Azlina Anuar and M Jamaal Hoesni
PETRONAS Research and Technology Division, Malaysia

Carbon isotope data indicate that the CO2 encountered in the Malay Basin originated from both organic and inorganic origins. In this study, the potential inorganic sources for CO2 in the Malay Basin are investigated. Amongst the possible origins of the inorganic CO2 are the thermal breakdown of calcareous shales and limestones as well as the diagenetic siliciclastic reactions whereby carbonate minerals such as siderite, dolomite and calcite in clastic sediments react with silicates at temperatures greater than 320°C to generate CO2.

Decompositional kinetic parameters were determined for the Lower Oligocene calcareous shale and limestone samples from the Malay Basin. These specific carbonate decomposition kinetics are then used in 1D basin modeling to assess the timing of CO2generation and expulsion.

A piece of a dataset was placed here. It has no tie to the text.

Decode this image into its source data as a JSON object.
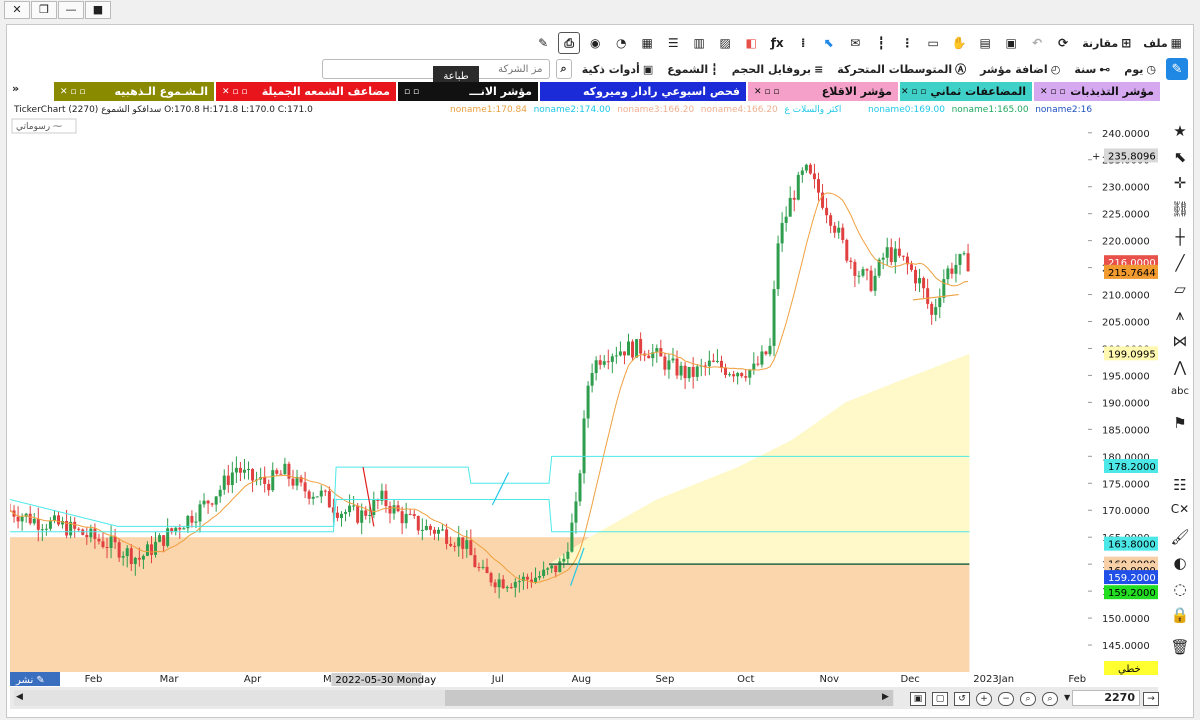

Having detailed kinetics data benefit the modeling by providing better control and, thus, more reliable results of the CO2generation and expulsion as they are explicitly for the Malay Basin. In addition, temperature modeling within the Malay Basin was undertaken and this, in turn, allows the prediction of CO2generation from diagenetic reactions within the penetrated sediments by determining the time when the critical temperature of 320°C was reached.

Using the newly-acquired kinetic parameters, we were able for the first time to determine the timing of inorganic CO2generation and expulsion as well as its most likely inorganic origin in three (3) areas of the basin. To ascertain the trapping feasibility of the generated CO2, the resulting timings were compared with the thermal subsidence and basin inversion of the Malay Basin. In summary, CO2generation on the northeastern flank of the Malay Basin, which occurred at 2Ma, essentially came from the breakdown of the limestones. The central Malay Basin, on the other hand, received contributions from the breakdown of limestone and calcareous shale between 20Ma and 21Ma, and from siliciclastic reactions at 14Ma. The CO2in the southern part of the Malay Basin was generated by the limestones and was modeled to expel at 14 Ma ago.


AAPG Search and Discover Article #90066©2007 AAPG Hedberg Conference, The Hague, The Netherlands


AAPG Search and Discover Article #90066©2007 AAPG Hedberg Conference, The Hague, The Netherlands